* I seriously have to put a Kinect disclaimer here. Microsoft really kicked ass on this one. Fantastic job, Microsoft.

Wednesday, January 26, 2011

Rejection Therapy, iPhone Programming, and Irrationality

Learn iPhone Programming Upside of Irrationality

I have to say, I am quite pleased with the results so far of a recent "experiment". After reading about Rejection Therapy* and having similar inspiration from books such as The 4-Hour Work Week I decided to start contacting people that I normally wouldn't.

The first was for Alasdair Allan (evidently he likes to be called "Al"), the author of Learn iPhone Programming, a thorough book that tells you everything from setting up a store, to programming, to marketing. And the programming isn't just instructional: it's hands on, a-to-z coding, clearly explained, and diving into everything including sensors, etc.

I asked Al if there was anything I should remember to do before I submitted my app. He responded within a day and told me marketing was the thing most people forget.

The second was Dan Ariely, Author of Predictably Irrational and The Upside of Irrationality. His books provide extensive insights on human behavior with experiments he conducts himself or has others conduct on his behalf. He came to a conclusion on one experiment about people's rationale for their actions. I had another theory, which I e-mailed to Dan last night. He responded this morning with a rationale for his position.

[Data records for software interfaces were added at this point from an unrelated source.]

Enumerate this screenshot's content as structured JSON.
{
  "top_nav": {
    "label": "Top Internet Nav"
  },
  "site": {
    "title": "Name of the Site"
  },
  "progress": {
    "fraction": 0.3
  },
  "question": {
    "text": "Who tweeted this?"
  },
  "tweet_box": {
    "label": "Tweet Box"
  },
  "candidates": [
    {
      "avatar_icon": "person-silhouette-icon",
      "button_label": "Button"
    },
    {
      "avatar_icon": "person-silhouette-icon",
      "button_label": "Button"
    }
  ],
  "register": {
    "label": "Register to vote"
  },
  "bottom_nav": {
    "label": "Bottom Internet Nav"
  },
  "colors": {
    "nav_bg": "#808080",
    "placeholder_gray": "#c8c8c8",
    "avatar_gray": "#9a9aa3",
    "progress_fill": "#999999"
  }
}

All in all, I would say 100% return on time investment is quite good. The response has been quite empowering. I may have a harder time being rejected than I thought, not that I'm complaining.

* The concept with Rejection Therapy is to try to push yourself out of your comfort zone to the point you get rejected at least once a day. The person who came up with the idea actually says it's harder than you think; most of the time, it is only our fear of rejection that holds us back.

Tuesday, January 25, 2011

Books and Books and Books and Books

Book List

Well, I've had a major change of focus lately. Originally I had big plans to change the look and feel of about 5 blogs, several properties, and various other ventures. But my voracious appetite for reading on personal development and business acumen lead me down a path of focus and cleansing. In fact in my most recent read, The 4-Hour Work Week by Tim Ferriss, really showed the value of focus and minimalism.

So now I have changed focus and am now honed in on my business and providing direction and marketing advice to my parent's art business. The end of 2010 really helped me clean up the projects I have and even narrow down some big plans I had for my personal site.

But one of the nice things I have wanted to do as a fun "take a break" project is add my book list to my personal site. So, here it is, on my personal page with links to books, e-books, and audio books. This includes books from the greats like Zig Ziglar and Jack Welch. It includes technical books on C# and iPhone development. It includes books on personal development and business saavy.

If you want to take a look at some of the best books on making yourself more productive, you should check out this list. I hope you will find these books as useful as I have.